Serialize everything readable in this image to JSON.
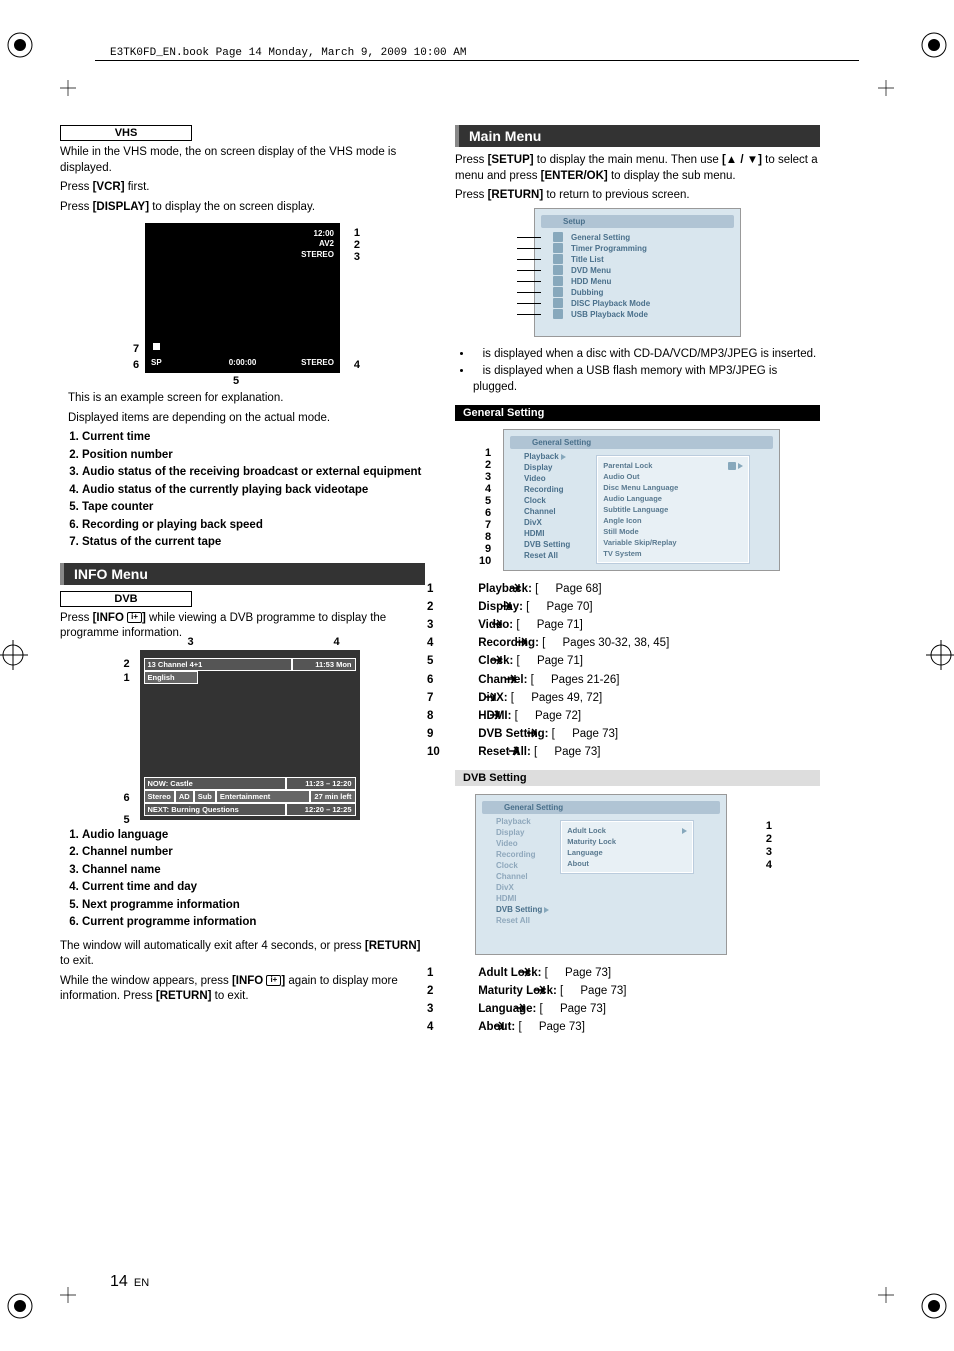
{
  "header": {
    "runhead": "E3TK0FD_EN.book  Page 14  Monday, March 9, 2009  10:00 AM"
  },
  "vhs": {
    "tag": "VHS",
    "p1": "While in the VHS mode, the on screen display of the VHS mode is displayed.",
    "p2a": "Press ",
    "p2b": "[VCR]",
    "p2c": " first.",
    "p3a": "Press ",
    "p3b": "[DISPLAY]",
    "p3c": " to display the on screen display.",
    "screen": {
      "time": "12:00",
      "pos": "AV2",
      "audio": "STEREO",
      "speed": "SP",
      "counter": "0:00:00",
      "audio2": "STEREO"
    },
    "caption1": "This is an example screen for explanation.",
    "caption2": "Displayed items are depending on the actual mode.",
    "items": [
      "Current time",
      "Position number",
      "Audio status of the receiving broadcast or external equipment",
      "Audio status of the currently playing back videotape",
      "Tape counter",
      "Recording or playing back speed",
      "Status of the current tape"
    ]
  },
  "info": {
    "title": "INFO Menu",
    "tag": "DVB",
    "p1a": "Press ",
    "p1b": "[INFO ",
    "p1c": "]",
    "p1d": " while viewing a DVB programme to display the programme information.",
    "screen": {
      "ch_desc": "13 Channel 4+1",
      "clock": "11:53 Mon",
      "lang": "English",
      "now_label": "NOW: Castle",
      "now_time": "11:23 – 12:20",
      "row_a": "Stereo",
      "row_b": "AD",
      "row_c": "Sub",
      "row_d": "Entertainment",
      "row_e": "27 min left",
      "next_label": "NEXT: Burning Questions",
      "next_time": "12:20 – 12:25"
    },
    "items": [
      "Audio language",
      "Channel number",
      "Channel name",
      "Current time and day",
      "Next programme information",
      "Current programme information"
    ],
    "p2a": "The window will automatically exit after 4 seconds, or press ",
    "p2b": "[RETURN]",
    "p2c": " to exit.",
    "p3a": "While the window appears, press ",
    "p3b": "[INFO ",
    "p3c": "]",
    "p3d": " again to display more information. Press ",
    "p3e": "[RETURN]",
    "p3f": " to exit."
  },
  "main": {
    "title": "Main Menu",
    "p1a": "Press ",
    "p1b": "[SETUP]",
    "p1c": " to display the main menu. Then use ",
    "p1d": "[▲ / ▼]",
    "p1e": " to select a menu and press ",
    "p1f": "[ENTER/OK]",
    "p1g": " to display the sub menu.",
    "p2a": "Press ",
    "p2b": "[RETURN]",
    "p2c": " to return to previous screen.",
    "menu": {
      "header": "Setup",
      "items": [
        "General Setting",
        "Timer Programming",
        "Title List",
        "DVD Menu",
        "HDD Menu",
        "Dubbing",
        "DISC Playback Mode",
        "USB Playback Mode"
      ]
    },
    "b1": "is displayed when a disc with CD-DA/VCD/MP3/JPEG is inserted.",
    "b2": "is displayed when a USB flash memory with MP3/JPEG is plugged."
  },
  "gs": {
    "bar": "General Setting",
    "header": "General Setting",
    "left": [
      "Playback",
      "Display",
      "Video",
      "Recording",
      "Clock",
      "Channel",
      "DivX",
      "HDMI",
      "DVB Setting",
      "Reset All"
    ],
    "right": [
      "Parental Lock",
      "Audio Out",
      "Disc Menu Language",
      "Audio Language",
      "Subtitle Language",
      "Angle Icon",
      "Still Mode",
      "Variable Skip/Replay",
      "TV System"
    ],
    "refs": [
      {
        "n": "1",
        "lbl": "Playback:",
        "pg": "Page 68]"
      },
      {
        "n": "2",
        "lbl": "Display:",
        "pg": "Page 70]"
      },
      {
        "n": "3",
        "lbl": "Video:",
        "pg": "Page 71]"
      },
      {
        "n": "4",
        "lbl": "Recording:",
        "pg": "Pages 30-32, 38, 45]"
      },
      {
        "n": "5",
        "lbl": "Clock:",
        "pg": "Page 71]"
      },
      {
        "n": "6",
        "lbl": "Channel:",
        "pg": "Pages 21-26]"
      },
      {
        "n": "7",
        "lbl": "DivX:",
        "pg": "Pages 49, 72]"
      },
      {
        "n": "8",
        "lbl": "HDMI:",
        "pg": "Page 72]"
      },
      {
        "n": "9",
        "lbl": "DVB Setting:",
        "pg": "Page 73]"
      },
      {
        "n": "10",
        "lbl": "Reset All:",
        "pg": "Page 73]"
      }
    ]
  },
  "dvb": {
    "bar": "DVB Setting",
    "header": "General Setting",
    "left": [
      "Playback",
      "Display",
      "Video",
      "Recording",
      "Clock",
      "Channel",
      "DivX",
      "HDMI",
      "DVB Setting",
      "Reset All"
    ],
    "right": [
      "Adult Lock",
      "Maturity Lock",
      "Language",
      "About"
    ],
    "refs": [
      {
        "n": "1",
        "lbl": "Adult Lock:",
        "pg": "Page 73]"
      },
      {
        "n": "2",
        "lbl": "Maturity Lock:",
        "pg": "Page 73]"
      },
      {
        "n": "3",
        "lbl": "Language:",
        "pg": "Page 73]"
      },
      {
        "n": "4",
        "lbl": "About:",
        "pg": "Page 73]"
      }
    ]
  },
  "footer": {
    "page": "14",
    "lang": "EN"
  }
}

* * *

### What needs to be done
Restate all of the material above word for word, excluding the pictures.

### Response
Serialize everything readable in this image to JSON.
{
  "header": {
    "runhead": "E3TK0FD_EN.book  Page 14  Monday, March 9, 2009  10:00 AM"
  },
  "vhs": {
    "tag": "VHS",
    "p1": "While in the VHS mode, the on screen display of the VHS mode is displayed.",
    "p2a": "Press ",
    "p2b": "[VCR]",
    "p2c": " first.",
    "p3a": "Press ",
    "p3b": "[DISPLAY]",
    "p3c": " to display the on screen display.",
    "screen": {
      "time": "12:00",
      "pos": "AV2",
      "audio": "STEREO",
      "speed": "SP",
      "counter": "0:00:00",
      "audio2": "STEREO"
    },
    "caption1": "This is an example screen for explanation.",
    "caption2": "Displayed items are depending on the actual mode.",
    "items": [
      "Current time",
      "Position number",
      "Audio status of the receiving broadcast or external equipment",
      "Audio status of the currently playing back videotape",
      "Tape counter",
      "Recording or playing back speed",
      "Status of the current tape"
    ]
  },
  "info": {
    "title": "INFO Menu",
    "tag": "DVB",
    "p1a": "Press ",
    "p1b": "[INFO ",
    "p1c": "]",
    "p1d": " while viewing a DVB programme to display the programme information.",
    "screen": {
      "ch_desc": "13 Channel 4+1",
      "clock": "11:53 Mon",
      "lang": "English",
      "now_label": "NOW: Castle",
      "now_time": "11:23 – 12:20",
      "row_a": "Stereo",
      "row_b": "AD",
      "row_c": "Sub",
      "row_d": "Entertainment",
      "row_e": "27 min left",
      "next_label": "NEXT: Burning Questions",
      "next_time": "12:20 – 12:25"
    },
    "items": [
      "Audio language",
      "Channel number",
      "Channel name",
      "Current time and day",
      "Next programme information",
      "Current programme information"
    ],
    "p2a": "The window will automatically exit after 4 seconds, or press ",
    "p2b": "[RETURN]",
    "p2c": " to exit.",
    "p3a": "While the window appears, press ",
    "p3b": "[INFO ",
    "p3c": "]",
    "p3d": " again to display more information. Press ",
    "p3e": "[RETURN]",
    "p3f": " to exit."
  },
  "main": {
    "title": "Main Menu",
    "p1a": "Press ",
    "p1b": "[SETUP]",
    "p1c": " to display the main menu. Then use ",
    "p1d": "[▲ / ▼]",
    "p1e": " to select a menu and press ",
    "p1f": "[ENTER/OK]",
    "p1g": " to display the sub menu.",
    "p2a": "Press ",
    "p2b": "[RETURN]",
    "p2c": " to return to previous screen.",
    "menu": {
      "header": "Setup",
      "items": [
        "General Setting",
        "Timer Programming",
        "Title List",
        "DVD Menu",
        "HDD Menu",
        "Dubbing",
        "DISC Playback Mode",
        "USB Playback Mode"
      ]
    },
    "b1": "is displayed when a disc with CD-DA/VCD/MP3/JPEG is inserted.",
    "b2": "is displayed when a USB flash memory with MP3/JPEG is plugged."
  },
  "gs": {
    "bar": "General Setting",
    "header": "General Setting",
    "left": [
      "Playback",
      "Display",
      "Video",
      "Recording",
      "Clock",
      "Channel",
      "DivX",
      "HDMI",
      "DVB Setting",
      "Reset All"
    ],
    "right": [
      "Parental Lock",
      "Audio Out",
      "Disc Menu Language",
      "Audio Language",
      "Subtitle Language",
      "Angle Icon",
      "Still Mode",
      "Variable Skip/Replay",
      "TV System"
    ],
    "refs": [
      {
        "n": "1",
        "lbl": "Playback:",
        "pg": "Page 68]"
      },
      {
        "n": "2",
        "lbl": "Display:",
        "pg": "Page 70]"
      },
      {
        "n": "3",
        "lbl": "Video:",
        "pg": "Page 71]"
      },
      {
        "n": "4",
        "lbl": "Recording:",
        "pg": "Pages 30-32, 38, 45]"
      },
      {
        "n": "5",
        "lbl": "Clock:",
        "pg": "Page 71]"
      },
      {
        "n": "6",
        "lbl": "Channel:",
        "pg": "Pages 21-26]"
      },
      {
        "n": "7",
        "lbl": "DivX:",
        "pg": "Pages 49, 72]"
      },
      {
        "n": "8",
        "lbl": "HDMI:",
        "pg": "Page 72]"
      },
      {
        "n": "9",
        "lbl": "DVB Setting:",
        "pg": "Page 73]"
      },
      {
        "n": "10",
        "lbl": "Reset All:",
        "pg": "Page 73]"
      }
    ]
  },
  "dvb": {
    "bar": "DVB Setting",
    "header": "General Setting",
    "left": [
      "Playback",
      "Display",
      "Video",
      "Recording",
      "Clock",
      "Channel",
      "DivX",
      "HDMI",
      "DVB Setting",
      "Reset All"
    ],
    "right": [
      "Adult Lock",
      "Maturity Lock",
      "Language",
      "About"
    ],
    "refs": [
      {
        "n": "1",
        "lbl": "Adult Lock:",
        "pg": "Page 73]"
      },
      {
        "n": "2",
        "lbl": "Maturity Lock:",
        "pg": "Page 73]"
      },
      {
        "n": "3",
        "lbl": "Language:",
        "pg": "Page 73]"
      },
      {
        "n": "4",
        "lbl": "About:",
        "pg": "Page 73]"
      }
    ]
  },
  "footer": {
    "page": "14",
    "lang": "EN"
  }
}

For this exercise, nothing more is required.